The math and methodology of cognac style distillation was a little more complex than what the television show hillbillies go on about. A first distillation of grain mash results in the brouillis, which Crispin hesitated to show me because it is somewhat off-putting, a blue blend of alcohol and water with sugars and fats not wholly resolved. The brouillis reduces the original mash volume to just 25 -30 percent, and that is reduced in a second distillation in a separate still to just 25 percent again. Barely over 8 percent of the original mash volume is left, but this is the heart of the heart, with barely 3/10ths of one percent sugar left. Cutting the high proof spirit with collected rainwater can lower stratospheric alcohol levels. Move the spirit to a barrel, perhaps new oak, for a year or more, and we’re talking some amazing whiskey.
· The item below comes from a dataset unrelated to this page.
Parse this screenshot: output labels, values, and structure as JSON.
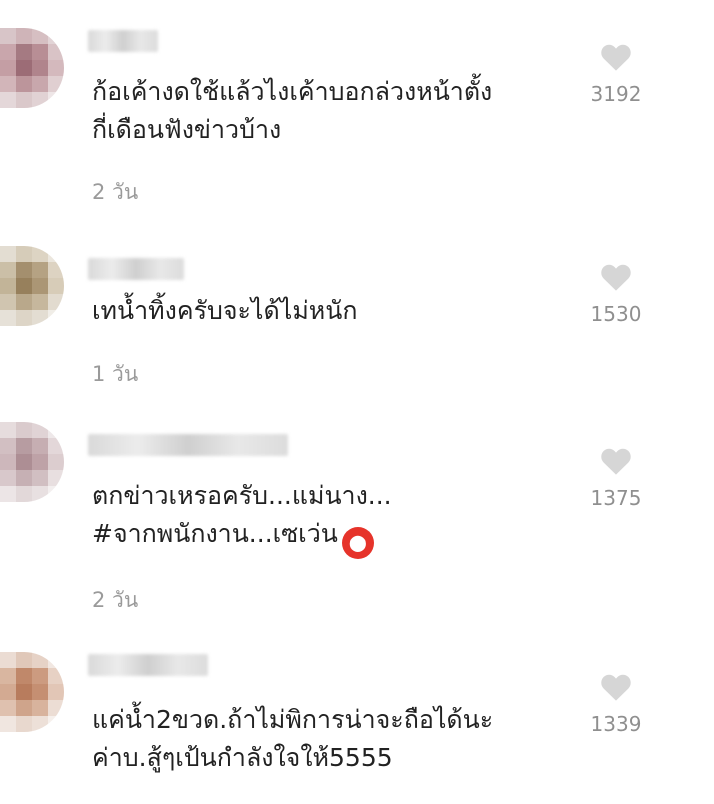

Occilation Overthruster - Early Model

While most whiskey is colored by the oak barrel it is held in, Crispin has some clear whiskeys. Crispin’s Low Gap Clear Wheat Whiskey was named the Whisky Advocate’s 2012 Artisan Whiskey of the Year and his absolutely clear malted rye whiskey spent just 204 minutes in a used neutral barrel so it could legally be called whiskey. These are incredibly smooth and flavorful spirits.

Crispin took me through his whiskey barrel room, where some of his spirits are aging and picking up color. A great variety of barrels were assembled; Bourbon, Limousine, Cognac, and Minnesota were well represented. Crispin shared that his dairyman grandfather got barrels from the same barrel maker in Minnesota for his (illicit) distillations of grains, fruit juices, honey, and whey; the dairy smells, butter and cheese, hid the smell of whey fermentation and distillation.

For the second time, we tasted two finished whiskeys that have graduated from barrel to bottle, Low Gap Single Barrel No. 1, an incredible 100 percent malted wheat whiskey running at 100 proof, and Low Gap Single Barrel No. 2, that made me say “yum” and running at 84 proof. These are drier whiskeys with very little sweetness, but amazing for their cleanness or clarity of flavor.

Crispin pulled a sample of 94 proof gin that was being barrel aged. It blended the bright flavors of gin with the color and weight that comes from time in a barrel. Barrel color for a gin was unusual for me, but really no more unusual than clear or uncolored whiskeys.

Another barrel sample, of rye whiskey, was smooth and oh so tasty, the rye flavors were almost like candy. Crispin opened a container of the rye malt and it was wonderful to smell the aroma both before and after distillation. Crispin’s rye whiskeys were far and away the best rye whiskey I’ve tasted.

Promised future tastes include a candy cap mushroom liqueur, barrel aged seven years, in apple honey spirits.

Visiting with Crispin and tasting through his spirits is worth the price of any A Taste of Redwood Valley event. The next ATORV event will be their big holiday weekend sale, the weekend before Thanksgiving, Nov. 23-24, 2013. Look to this column for ticket information as we get into the fall season.

For more information about Crispin’s many spirits, or to try to schedule a tasting appointment, call (707) 468-4661.


John Cesano writes about wine and reposts his columns to JohnOnWine.com


Get every new post delivered to your Inbox.

Join 2,045 other followers